(Stored items from a collection)
· · · ·

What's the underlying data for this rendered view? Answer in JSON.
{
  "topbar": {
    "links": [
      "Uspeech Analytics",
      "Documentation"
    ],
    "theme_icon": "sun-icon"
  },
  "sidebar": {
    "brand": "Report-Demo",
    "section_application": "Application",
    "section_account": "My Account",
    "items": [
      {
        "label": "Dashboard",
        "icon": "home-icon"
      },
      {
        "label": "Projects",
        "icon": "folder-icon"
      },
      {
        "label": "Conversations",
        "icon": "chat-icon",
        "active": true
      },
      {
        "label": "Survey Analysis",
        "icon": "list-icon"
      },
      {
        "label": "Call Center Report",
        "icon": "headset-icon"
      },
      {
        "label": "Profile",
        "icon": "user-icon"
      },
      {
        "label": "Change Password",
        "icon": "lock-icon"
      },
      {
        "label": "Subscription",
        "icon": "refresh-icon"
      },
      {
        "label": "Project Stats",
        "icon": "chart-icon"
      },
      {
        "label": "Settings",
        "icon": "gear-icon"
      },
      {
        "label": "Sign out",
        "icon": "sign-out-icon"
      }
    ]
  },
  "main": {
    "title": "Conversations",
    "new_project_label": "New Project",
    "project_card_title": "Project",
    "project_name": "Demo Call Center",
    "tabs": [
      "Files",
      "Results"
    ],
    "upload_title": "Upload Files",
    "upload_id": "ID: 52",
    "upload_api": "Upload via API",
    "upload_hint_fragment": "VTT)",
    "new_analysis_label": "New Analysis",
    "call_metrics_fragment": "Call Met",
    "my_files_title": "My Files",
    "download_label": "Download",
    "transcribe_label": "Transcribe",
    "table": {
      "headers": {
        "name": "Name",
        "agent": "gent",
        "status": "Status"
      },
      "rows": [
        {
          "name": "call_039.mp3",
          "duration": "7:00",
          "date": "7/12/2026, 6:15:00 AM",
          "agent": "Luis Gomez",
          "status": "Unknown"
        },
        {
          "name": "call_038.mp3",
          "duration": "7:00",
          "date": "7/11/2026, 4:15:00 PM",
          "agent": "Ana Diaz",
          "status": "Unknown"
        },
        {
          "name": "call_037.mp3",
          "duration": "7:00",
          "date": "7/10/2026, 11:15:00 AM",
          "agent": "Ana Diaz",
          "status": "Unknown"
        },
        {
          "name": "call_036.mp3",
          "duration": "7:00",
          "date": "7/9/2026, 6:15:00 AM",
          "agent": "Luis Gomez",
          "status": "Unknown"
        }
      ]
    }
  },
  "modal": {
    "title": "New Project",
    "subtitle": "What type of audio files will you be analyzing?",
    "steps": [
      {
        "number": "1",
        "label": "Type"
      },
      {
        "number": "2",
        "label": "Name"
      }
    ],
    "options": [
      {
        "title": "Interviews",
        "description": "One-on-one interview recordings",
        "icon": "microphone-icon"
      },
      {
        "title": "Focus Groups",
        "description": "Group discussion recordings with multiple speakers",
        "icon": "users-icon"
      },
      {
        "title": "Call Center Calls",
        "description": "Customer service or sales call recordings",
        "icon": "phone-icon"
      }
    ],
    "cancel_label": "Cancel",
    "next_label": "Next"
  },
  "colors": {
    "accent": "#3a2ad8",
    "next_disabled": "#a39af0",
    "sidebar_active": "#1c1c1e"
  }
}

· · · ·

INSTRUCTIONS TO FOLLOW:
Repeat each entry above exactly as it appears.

SOLUTION FOR THIS EXERCISE:
What's the underlying data for this rendered view? Answer in JSON.
{
  "topbar": {
    "links": [
      "Uspeech Analytics",
      "Documentation"
    ],
    "theme_icon": "sun-icon"
  },
  "sidebar": {
    "brand": "Report-Demo",
    "section_application": "Application",
    "section_account": "My Account",
    "items": [
      {
        "label": "Dashboard",
        "icon": "home-icon"
      },
      {
        "label": "Projects",
        "icon": "folder-icon"
      },
      {
        "label": "Conversations",
        "icon": "chat-icon",
        "active": true
      },
      {
        "label": "Survey Analysis",
        "icon": "list-icon"
      },
      {
        "label": "Call Center Report",
        "icon": "headset-icon"
      },
      {
        "label": "Profile",
        "icon": "user-icon"
      },
      {
        "label": "Change Password",
        "icon": "lock-icon"
      },
      {
        "label": "Subscription",
        "icon": "refresh-icon"
      },
      {
        "label": "Project Stats",
        "icon": "chart-icon"
      },
      {
        "label": "Settings",
        "icon": "gear-icon"
      },
      {
        "label": "Sign out",
        "icon": "sign-out-icon"
      }
    ]
  },
  "main": {
    "title": "Conversations",
    "new_project_label": "New Project",
    "project_card_title": "Project",
    "project_name": "Demo Call Center",
    "tabs": [
      "Files",
      "Results"
    ],
    "upload_title": "Upload Files",
    "upload_id": "ID: 52",
    "upload_api": "Upload via API",
    "upload_hint_fragment": "VTT)",
    "new_analysis_label": "New Analysis",
    "call_metrics_fragment": "Call Met",
    "my_files_title": "My Files",
    "download_label": "Download",
    "transcribe_label": "Transcribe",
    "table": {
      "headers": {
        "name": "Name",
        "agent": "gent",
        "status": "Status"
      },
      "rows": [
        {
          "name": "call_039.mp3",
          "duration": "7:00",
          "date": "7/12/2026, 6:15:00 AM",
          "agent": "Luis Gomez",
          "status": "Unknown"
        },
        {
          "name": "call_038.mp3",
          "duration": "7:00",
          "date": "7/11/2026, 4:15:00 PM",
          "agent": "Ana Diaz",
          "status": "Unknown"
        },
        {
          "name": "call_037.mp3",
          "duration": "7:00",
          "date": "7/10/2026, 11:15:00 AM",
          "agent": "Ana Diaz",
          "status": "Unknown"
        },
        {
          "name": "call_036.mp3",
          "duration": "7:00",
          "date": "7/9/2026, 6:15:00 AM",
          "agent": "Luis Gomez",
          "status": "Unknown"
        }
      ]
    }
  },
  "modal": {
    "title": "New Project",
    "subtitle": "What type of audio files will you be analyzing?",
    "steps": [
      {
        "number": "1",
        "label": "Type"
      },
      {
        "number": "2",
        "label": "Name"
      }
    ],
    "options": [
      {
        "title": "Interviews",
        "description": "One-on-one interview recordings",
        "icon": "microphone-icon"
      },
      {
        "title": "Focus Groups",
        "description": "Group discussion recordings with multiple speakers",
        "icon": "users-icon"
      },
      {
        "title": "Call Center Calls",
        "description": "Customer service or sales call recordings",
        "icon": "phone-icon"
      }
    ],
    "cancel_label": "Cancel",
    "next_label": "Next"
  },
  "colors": {
    "accent": "#3a2ad8",
    "next_disabled": "#a39af0",
    "sidebar_active": "#1c1c1e"
  }
}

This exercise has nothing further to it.